Plastic and paperboard big winners in China beverage packing growth
Demand for beverage containers is forecast to climb by 8.2 percent per annum to reach 298bn units by 2012, according to a study by the US-based Freedonia Group called ‘Beverage Containers in China”. This increase will, however, be outstripped in value terms as average unit prices rise - with demand set to pass 9.5 percent annually to reach 173bn Yuan by 2012.
Plastic containers, which accounted for 42 percent of demand in 2007, will maintain their dominant position. While its market share is estimated to plateau at 42.8 percent, unit numbers are set to rise from 84.5bn to 127.4bn. Plastic will also capture market share from traditional metal and glass containers. Advances will be boosted by the material’s widespread use in almost all market segments, said the report.
Plastics will also benefit from the rising popularity of smaller plastic bottles – such as single-serving PET bottles. Other factors that will support gains will be improvements in plastic barriers and advances in hot and cold-fill processing techniques. Other technological developments will broaden the applications for plastic containers in beverages.

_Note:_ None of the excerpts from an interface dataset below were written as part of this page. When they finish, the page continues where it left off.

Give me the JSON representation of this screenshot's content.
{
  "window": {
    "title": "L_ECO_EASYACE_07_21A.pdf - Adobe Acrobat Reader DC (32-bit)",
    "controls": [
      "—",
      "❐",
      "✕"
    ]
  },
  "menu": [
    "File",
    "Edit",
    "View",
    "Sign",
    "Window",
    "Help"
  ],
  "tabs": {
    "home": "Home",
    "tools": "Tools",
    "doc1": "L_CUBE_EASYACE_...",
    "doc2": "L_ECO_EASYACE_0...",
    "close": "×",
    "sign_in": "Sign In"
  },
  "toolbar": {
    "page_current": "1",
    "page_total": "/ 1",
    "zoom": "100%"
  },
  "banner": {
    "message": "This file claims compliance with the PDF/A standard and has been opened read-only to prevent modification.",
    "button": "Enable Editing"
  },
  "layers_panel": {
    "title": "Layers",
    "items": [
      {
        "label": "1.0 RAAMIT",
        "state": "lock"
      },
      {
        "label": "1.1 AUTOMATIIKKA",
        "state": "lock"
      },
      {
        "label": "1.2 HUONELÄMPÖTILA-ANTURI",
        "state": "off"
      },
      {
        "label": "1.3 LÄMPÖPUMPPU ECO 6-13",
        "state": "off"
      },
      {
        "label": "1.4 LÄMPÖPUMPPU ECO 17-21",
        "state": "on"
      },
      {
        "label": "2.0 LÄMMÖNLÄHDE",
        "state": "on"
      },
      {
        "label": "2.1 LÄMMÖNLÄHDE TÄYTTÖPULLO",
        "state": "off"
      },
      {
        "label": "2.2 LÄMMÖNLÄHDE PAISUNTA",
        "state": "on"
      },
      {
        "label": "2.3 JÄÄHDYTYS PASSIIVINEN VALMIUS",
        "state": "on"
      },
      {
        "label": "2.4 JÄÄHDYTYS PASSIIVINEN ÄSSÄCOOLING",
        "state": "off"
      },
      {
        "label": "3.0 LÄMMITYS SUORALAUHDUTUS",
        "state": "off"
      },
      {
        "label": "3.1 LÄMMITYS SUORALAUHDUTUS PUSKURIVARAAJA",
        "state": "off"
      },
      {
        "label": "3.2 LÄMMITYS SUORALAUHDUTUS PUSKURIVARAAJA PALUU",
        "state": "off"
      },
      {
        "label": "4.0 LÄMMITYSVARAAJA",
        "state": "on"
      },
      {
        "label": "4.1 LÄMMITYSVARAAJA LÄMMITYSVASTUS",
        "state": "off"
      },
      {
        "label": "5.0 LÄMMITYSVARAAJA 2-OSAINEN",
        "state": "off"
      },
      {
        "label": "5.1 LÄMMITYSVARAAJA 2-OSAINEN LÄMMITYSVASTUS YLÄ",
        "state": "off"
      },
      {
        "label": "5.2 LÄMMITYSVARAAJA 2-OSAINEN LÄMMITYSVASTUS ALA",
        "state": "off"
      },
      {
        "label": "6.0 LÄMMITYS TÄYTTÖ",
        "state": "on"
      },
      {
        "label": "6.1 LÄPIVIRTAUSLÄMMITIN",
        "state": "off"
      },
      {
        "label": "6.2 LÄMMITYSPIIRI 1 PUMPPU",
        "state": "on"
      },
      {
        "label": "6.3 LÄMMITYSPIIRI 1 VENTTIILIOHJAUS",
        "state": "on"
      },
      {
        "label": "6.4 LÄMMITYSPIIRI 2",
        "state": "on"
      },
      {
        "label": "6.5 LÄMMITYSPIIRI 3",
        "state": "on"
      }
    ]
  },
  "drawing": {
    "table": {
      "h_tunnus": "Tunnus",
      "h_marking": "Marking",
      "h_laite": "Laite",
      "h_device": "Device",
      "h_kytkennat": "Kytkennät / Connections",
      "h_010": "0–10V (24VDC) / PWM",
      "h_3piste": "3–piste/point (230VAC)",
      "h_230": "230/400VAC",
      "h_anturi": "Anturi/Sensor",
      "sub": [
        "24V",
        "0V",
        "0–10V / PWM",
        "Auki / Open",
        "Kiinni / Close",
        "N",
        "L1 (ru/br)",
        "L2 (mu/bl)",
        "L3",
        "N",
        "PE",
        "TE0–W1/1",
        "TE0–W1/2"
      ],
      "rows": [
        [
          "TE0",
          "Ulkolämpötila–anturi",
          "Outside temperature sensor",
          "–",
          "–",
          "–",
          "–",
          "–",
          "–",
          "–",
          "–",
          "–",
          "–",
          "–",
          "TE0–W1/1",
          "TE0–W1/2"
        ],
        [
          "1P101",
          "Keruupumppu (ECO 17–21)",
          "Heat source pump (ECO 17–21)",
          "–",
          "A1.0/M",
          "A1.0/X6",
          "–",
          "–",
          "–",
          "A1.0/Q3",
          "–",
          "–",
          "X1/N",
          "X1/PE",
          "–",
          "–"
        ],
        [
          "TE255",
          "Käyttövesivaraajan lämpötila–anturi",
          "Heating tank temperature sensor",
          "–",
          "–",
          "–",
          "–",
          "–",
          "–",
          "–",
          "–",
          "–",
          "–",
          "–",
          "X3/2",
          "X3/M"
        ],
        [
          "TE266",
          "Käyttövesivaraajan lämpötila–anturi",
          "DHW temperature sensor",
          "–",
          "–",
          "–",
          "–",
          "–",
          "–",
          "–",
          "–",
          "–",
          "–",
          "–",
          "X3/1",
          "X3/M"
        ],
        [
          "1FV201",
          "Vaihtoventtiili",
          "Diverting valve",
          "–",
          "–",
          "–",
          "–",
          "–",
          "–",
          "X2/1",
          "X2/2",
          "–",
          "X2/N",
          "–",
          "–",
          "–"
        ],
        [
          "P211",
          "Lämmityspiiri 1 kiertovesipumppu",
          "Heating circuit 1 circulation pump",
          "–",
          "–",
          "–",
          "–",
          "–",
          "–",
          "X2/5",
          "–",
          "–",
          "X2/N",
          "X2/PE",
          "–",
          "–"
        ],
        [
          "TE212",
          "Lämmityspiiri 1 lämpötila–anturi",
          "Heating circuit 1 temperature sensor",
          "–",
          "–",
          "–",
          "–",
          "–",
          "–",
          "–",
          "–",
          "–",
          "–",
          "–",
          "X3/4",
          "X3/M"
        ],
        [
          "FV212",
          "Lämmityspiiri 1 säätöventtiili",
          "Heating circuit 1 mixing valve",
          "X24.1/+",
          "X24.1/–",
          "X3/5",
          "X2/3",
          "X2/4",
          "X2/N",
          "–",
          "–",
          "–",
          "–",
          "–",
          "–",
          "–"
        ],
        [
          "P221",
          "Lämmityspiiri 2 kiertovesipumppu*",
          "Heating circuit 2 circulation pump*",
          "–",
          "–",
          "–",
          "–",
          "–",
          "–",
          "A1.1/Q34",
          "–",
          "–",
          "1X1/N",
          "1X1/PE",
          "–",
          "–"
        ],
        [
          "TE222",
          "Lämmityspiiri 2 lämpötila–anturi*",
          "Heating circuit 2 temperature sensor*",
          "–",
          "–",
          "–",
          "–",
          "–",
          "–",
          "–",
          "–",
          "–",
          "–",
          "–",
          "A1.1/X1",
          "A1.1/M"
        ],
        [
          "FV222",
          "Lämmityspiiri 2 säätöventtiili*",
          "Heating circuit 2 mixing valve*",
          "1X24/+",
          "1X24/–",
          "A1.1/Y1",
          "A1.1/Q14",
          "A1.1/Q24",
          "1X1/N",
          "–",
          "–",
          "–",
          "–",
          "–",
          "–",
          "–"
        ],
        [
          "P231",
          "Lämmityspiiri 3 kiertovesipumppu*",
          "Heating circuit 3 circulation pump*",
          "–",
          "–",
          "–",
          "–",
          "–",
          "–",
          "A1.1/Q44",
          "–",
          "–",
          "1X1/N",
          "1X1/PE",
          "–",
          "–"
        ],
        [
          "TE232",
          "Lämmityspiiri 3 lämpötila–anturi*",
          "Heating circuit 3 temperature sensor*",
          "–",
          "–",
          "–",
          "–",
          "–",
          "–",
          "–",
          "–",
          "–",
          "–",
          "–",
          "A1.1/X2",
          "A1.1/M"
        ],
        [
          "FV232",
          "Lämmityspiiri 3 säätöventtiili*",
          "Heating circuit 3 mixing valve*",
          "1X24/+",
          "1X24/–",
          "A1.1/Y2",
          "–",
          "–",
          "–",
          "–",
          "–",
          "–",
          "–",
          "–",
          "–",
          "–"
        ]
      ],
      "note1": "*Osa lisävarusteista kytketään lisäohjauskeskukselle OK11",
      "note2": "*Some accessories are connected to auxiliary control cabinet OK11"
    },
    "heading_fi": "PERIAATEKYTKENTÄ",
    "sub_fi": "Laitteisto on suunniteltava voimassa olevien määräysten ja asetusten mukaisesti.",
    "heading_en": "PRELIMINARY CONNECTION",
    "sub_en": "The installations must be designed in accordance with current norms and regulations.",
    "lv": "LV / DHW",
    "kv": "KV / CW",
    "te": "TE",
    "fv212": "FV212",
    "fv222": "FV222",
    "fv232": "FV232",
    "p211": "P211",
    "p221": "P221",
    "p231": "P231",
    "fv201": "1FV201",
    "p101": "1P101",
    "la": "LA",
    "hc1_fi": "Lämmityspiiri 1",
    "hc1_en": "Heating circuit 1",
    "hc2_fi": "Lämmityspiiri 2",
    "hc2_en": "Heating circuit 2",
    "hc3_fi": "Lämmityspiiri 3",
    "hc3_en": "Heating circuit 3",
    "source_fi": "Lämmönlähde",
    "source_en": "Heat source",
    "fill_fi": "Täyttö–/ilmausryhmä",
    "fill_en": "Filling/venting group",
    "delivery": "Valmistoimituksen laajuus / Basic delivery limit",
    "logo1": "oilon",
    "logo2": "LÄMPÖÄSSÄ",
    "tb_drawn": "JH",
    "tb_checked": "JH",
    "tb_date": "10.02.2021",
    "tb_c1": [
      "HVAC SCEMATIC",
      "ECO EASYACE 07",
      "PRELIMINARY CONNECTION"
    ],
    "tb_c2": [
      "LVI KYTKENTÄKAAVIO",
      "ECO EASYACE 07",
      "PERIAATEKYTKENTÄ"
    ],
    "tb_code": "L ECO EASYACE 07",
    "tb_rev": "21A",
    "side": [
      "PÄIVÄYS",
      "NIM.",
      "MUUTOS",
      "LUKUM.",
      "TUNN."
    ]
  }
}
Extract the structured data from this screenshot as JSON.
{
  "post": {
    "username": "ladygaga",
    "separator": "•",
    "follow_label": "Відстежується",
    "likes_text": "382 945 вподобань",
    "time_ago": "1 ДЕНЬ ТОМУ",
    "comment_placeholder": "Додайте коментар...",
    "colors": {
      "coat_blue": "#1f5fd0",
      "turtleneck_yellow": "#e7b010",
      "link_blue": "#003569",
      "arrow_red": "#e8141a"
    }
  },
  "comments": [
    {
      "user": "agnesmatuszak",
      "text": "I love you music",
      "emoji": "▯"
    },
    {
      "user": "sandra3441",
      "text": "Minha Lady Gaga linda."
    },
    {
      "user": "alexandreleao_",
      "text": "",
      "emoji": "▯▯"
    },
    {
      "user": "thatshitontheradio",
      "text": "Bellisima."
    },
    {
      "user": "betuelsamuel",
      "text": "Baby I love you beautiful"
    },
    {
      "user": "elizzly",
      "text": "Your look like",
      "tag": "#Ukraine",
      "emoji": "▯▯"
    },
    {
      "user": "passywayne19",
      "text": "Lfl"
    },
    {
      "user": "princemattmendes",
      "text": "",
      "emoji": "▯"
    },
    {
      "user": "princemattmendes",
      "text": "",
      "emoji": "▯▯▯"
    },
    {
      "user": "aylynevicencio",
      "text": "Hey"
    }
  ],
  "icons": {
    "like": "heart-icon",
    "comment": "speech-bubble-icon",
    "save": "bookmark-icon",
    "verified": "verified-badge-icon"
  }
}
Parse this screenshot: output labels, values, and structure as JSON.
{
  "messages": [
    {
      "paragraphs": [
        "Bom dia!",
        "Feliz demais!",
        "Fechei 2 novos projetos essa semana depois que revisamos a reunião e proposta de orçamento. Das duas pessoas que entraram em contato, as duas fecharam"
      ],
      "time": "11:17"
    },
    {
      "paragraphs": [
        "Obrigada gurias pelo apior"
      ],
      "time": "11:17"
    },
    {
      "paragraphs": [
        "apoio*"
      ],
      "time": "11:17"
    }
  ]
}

The largest market for small plastic pouches and single-serving bottles will continue to be milk, although bottled water and fruit beverages are also predicted to see healthy growth.
Glass, with a 24 per cent market share of units, will maintain its number two position in the beverage container market. Increasing beer consumption will offer the best prospect for glass bottles, along with expanding use of non-returnable glass containers. China’s burgeoning middle classes will also fuel growth among beverages such as wine and fruit drinks which are traditionally packaged in glass.
Strongest growth in paperboard
Paperboard is projected to enjoy the fastest growth amongst all beverage containers, with demand forecast to soar by 2012. In 2002, the material accounted for just 5.7bn units but enjoyed growth reaching 46 percent in the following five years to top 37bn units by 2007. By 2012, it will account for some 64bn units, just 8bn units fewer than glass.
“Gains will track the favourable production outlook for milk, fruit beverages and non-alcoholic beverages, benefiting from robust gains in consumer spending and sustained consumer interest in the health benefits of these beverages,” said a Freedonia statement on paperboard’s continuing growth.
The outlook for metal can demand is mixed as expansion is set to be modest until 2012. Gains on the back of growth for beer and non-carbonated soft drinks will be partially offset as the medium continues to lose ground to single serve PET bottles.
Milk containers will account for a third of all China’s beverage containers by 2012, followed by beer at 19 percent. A greater consumer focus on health will lift fruit juice consumption into third position. Preference towards special purpose drinks will support container demand in smaller volume, said the report.
Rate of growth falls sharply
The rate of growth across all container types will slow over the review period compared to the five years up to 2007, said the study. Expansion in plastics is predicted to more than half from 19 percent to 8.6 percent; glass from 15 percent annual growth to 6.7 percent, and metal dropping from 11 percent to 5.5 percent.